It is clearly the intent of the Standard that a manufacturer either be a licensee of RBRC or provide their own recycling service that is equivalent to RBRC.

Interpretation Response #12
In order to conform with criterion 4.6.2.1 the manufacturer must either be a licensee of RBRC or provide a service that is separate from and equivalent to the RBRC recycling service.

Interpretation Request #13
Topic: Clarification of verification requirements for separable packaging Text to be Interpreted: Required Product Criterion 4.8.2.1: Separable packing materials – "All non-reusable packaging shall be separable. All the packaging materials shall be able to be segregated into like materials without the use of tools". “Verification Requirements: … b) Documentation stating that dissimilar materials are not glued together."

There is an apparent inconsistency between the wording of the criterion which requires separability without use of tools, and the verification requirements which state that dissimilar materials should not be glued together. It has been pointed out that the problem arises especially if a ‘post it note’ type glue is used, which is easily separable without use of tools.  The PVC issued a clarification that the wording in the criterion takes precedence.

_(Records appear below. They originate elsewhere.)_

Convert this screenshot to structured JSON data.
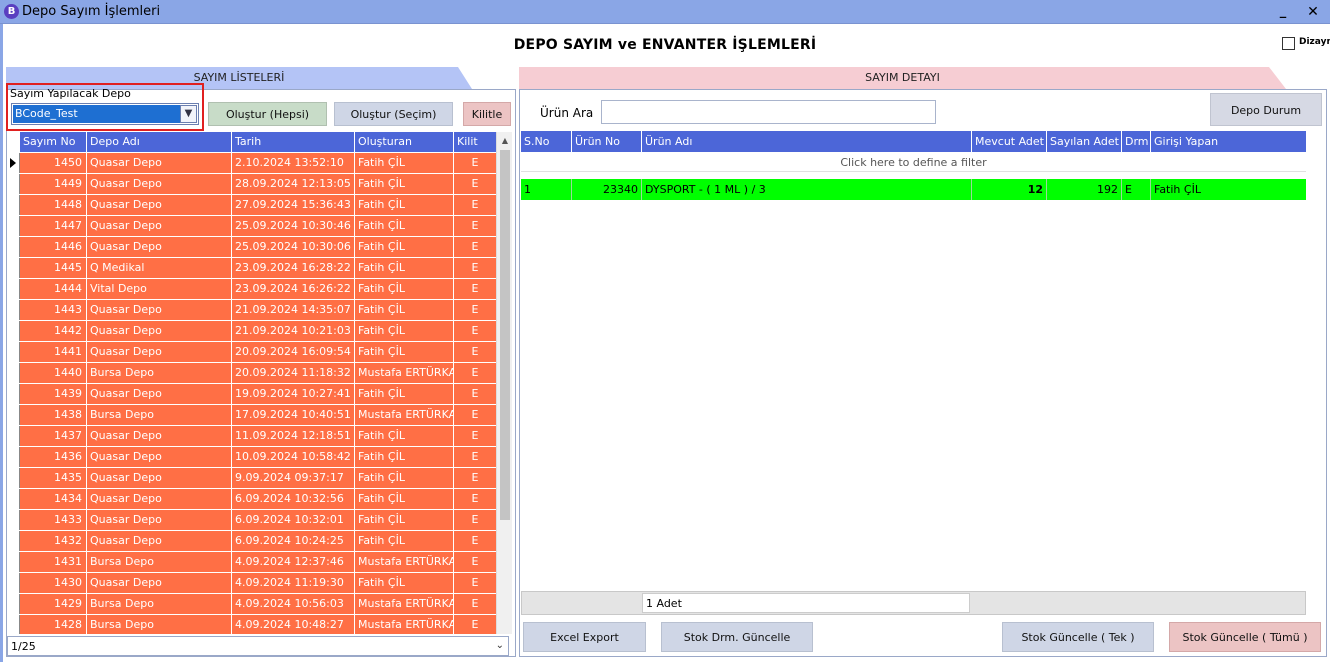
{
  "window": {
    "title": "Depo Sayım İşlemleri",
    "app_icon": "B",
    "minimize": "_",
    "close": "✕"
  },
  "main_title": "DEPO SAYIM ve ENVANTER İŞLEMLERİ",
  "dizayn_label": "Dizayn",
  "left": {
    "tab_label": "SAYIM LİSTELERİ",
    "depo_label": "Sayım Yapılacak Depo",
    "depo_selected": "BCode_Test",
    "btn_hepsi": "Oluştur (Hepsi)",
    "btn_secim": "Oluştur (Seçim)",
    "btn_kilit": "Kilitle",
    "columns": [
      "Sayım No",
      "Depo Adı",
      "Tarih",
      "Oluşturan",
      "Kilit"
    ],
    "rows": [
      [
        "1450",
        "Quasar Depo",
        "2.10.2024 13:52:10",
        "Fatih ÇİL",
        "E"
      ],
      [
        "1449",
        "Quasar Depo",
        "28.09.2024 12:13:05",
        "Fatih ÇİL",
        "E"
      ],
      [
        "1448",
        "Quasar Depo",
        "27.09.2024 15:36:43",
        "Fatih ÇİL",
        "E"
      ],
      [
        "1447",
        "Quasar Depo",
        "25.09.2024 10:30:46",
        "Fatih ÇİL",
        "E"
      ],
      [
        "1446",
        "Quasar Depo",
        "25.09.2024 10:30:06",
        "Fatih ÇİL",
        "E"
      ],
      [
        "1445",
        "Q Medikal",
        "23.09.2024 16:28:22",
        "Fatih ÇİL",
        "E"
      ],
      [
        "1444",
        "Vital Depo",
        "23.09.2024 16:26:22",
        "Fatih ÇİL",
        "E"
      ],
      [
        "1443",
        "Quasar Depo",
        "21.09.2024 14:35:07",
        "Fatih ÇİL",
        "E"
      ],
      [
        "1442",
        "Quasar Depo",
        "21.09.2024 10:21:03",
        "Fatih ÇİL",
        "E"
      ],
      [
        "1441",
        "Quasar Depo",
        "20.09.2024 16:09:54",
        "Fatih ÇİL",
        "E"
      ],
      [
        "1440",
        "Bursa Depo",
        "20.09.2024 11:18:32",
        "Mustafa ERTÜRKAN",
        "E"
      ],
      [
        "1439",
        "Quasar Depo",
        "19.09.2024 10:27:41",
        "Fatih ÇİL",
        "E"
      ],
      [
        "1438",
        "Bursa Depo",
        "17.09.2024 10:40:51",
        "Mustafa ERTÜRKAN",
        "E"
      ],
      [
        "1437",
        "Quasar Depo",
        "11.09.2024 12:18:51",
        "Fatih ÇİL",
        "E"
      ],
      [
        "1436",
        "Quasar Depo",
        "10.09.2024 10:58:42",
        "Fatih ÇİL",
        "E"
      ],
      [
        "1435",
        "Quasar Depo",
        "9.09.2024 09:37:17",
        "Fatih ÇİL",
        "E"
      ],
      [
        "1434",
        "Quasar Depo",
        "6.09.2024 10:32:56",
        "Fatih ÇİL",
        "E"
      ],
      [
        "1433",
        "Quasar Depo",
        "6.09.2024 10:32:01",
        "Fatih ÇİL",
        "E"
      ],
      [
        "1432",
        "Quasar Depo",
        "6.09.2024 10:24:25",
        "Fatih ÇİL",
        "E"
      ],
      [
        "1431",
        "Bursa Depo",
        "4.09.2024 12:37:46",
        "Mustafa ERTÜRKAN",
        "E"
      ],
      [
        "1430",
        "Quasar Depo",
        "4.09.2024 11:19:30",
        "Fatih ÇİL",
        "E"
      ],
      [
        "1429",
        "Bursa Depo",
        "4.09.2024 10:56:03",
        "Mustafa ERTÜRKAN",
        "E"
      ],
      [
        "1428",
        "Bursa Depo",
        "4.09.2024 10:48:27",
        "Mustafa ERTÜRKAN",
        "E"
      ]
    ],
    "row_color": "#ff6f45",
    "pager": "1/25"
  },
  "right": {
    "tab_label": "SAYIM DETAYI",
    "urun_ara_label": "Ürün Ara",
    "urun_ara_value": "",
    "btn_depo_durum": "Depo Durum",
    "columns": [
      "S.No",
      "Ürün No",
      "Ürün Adı",
      "Mevcut Adet",
      "Sayılan Adet",
      "Drm",
      "Girişi Yapan"
    ],
    "filter_hint": "Click here to define a filter",
    "rows": [
      [
        "1",
        "23340",
        "DYSPORT - ( 1 ML ) / 3",
        "12",
        "192",
        "E",
        "Fatih ÇİL"
      ]
    ],
    "row_color": "#00ff00",
    "count": "1 Adet",
    "btn_excel": "Excel Export",
    "btn_drm": "Stok Drm. Güncelle",
    "btn_tek": "Stok Güncelle ( Tek )",
    "btn_tumu": "Stok Güncelle ( Tümü )"
  }
}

Interpretation Response #13
The wording of criterion 4.8.2.1 requires that the packaging materials can be segregated without the use of tools.  The wording “segregated without the use of tools” is the operative requirement.  In spite of the apparent requirement in the Verification Requirements that materials not be glued, if glue is used but the materials can “be segregated into like materials without the use of tools”, then the product (that is, its packaging) is in conformance with the criterion.

Interpretation Request #14
Topic: Assuring that packaging reuse is not undermined by replacing and discarding non-reusable packing from the point of manufacturing Text to be Interpreted: Optional Product Criterion 4.8.5.1: Documentation of reusable packaging – Manufacturer shall provide a reusable packaging process that reuses the packaging for the same or similar product, at a competitive price. Manufacturer designs the packaging for a minimum of five reuses.

It has been brought to the attention of GEC staff by a purchaser that, in order to gain this optional point, some products may be packaged in non-conforming packaging at the point of manufacture and shipped to a distributor who repackages the products into conforming packaging for distribution to customers, with the non-conforming packaging discarded.  This would clearly violate the intent of the Standard. 

Interpretation Response #14
Processes that remove non-conformant packaging from a product at an intermediate point between manufacture and delivery to purchaser, then deliver the product to the purchaser with conformant packaging or without packaging (i.e. using carts or other conveyances), shall not be in conformance with this criterion unless the packaging removed at the intermediate point is reused consistent with the criterion.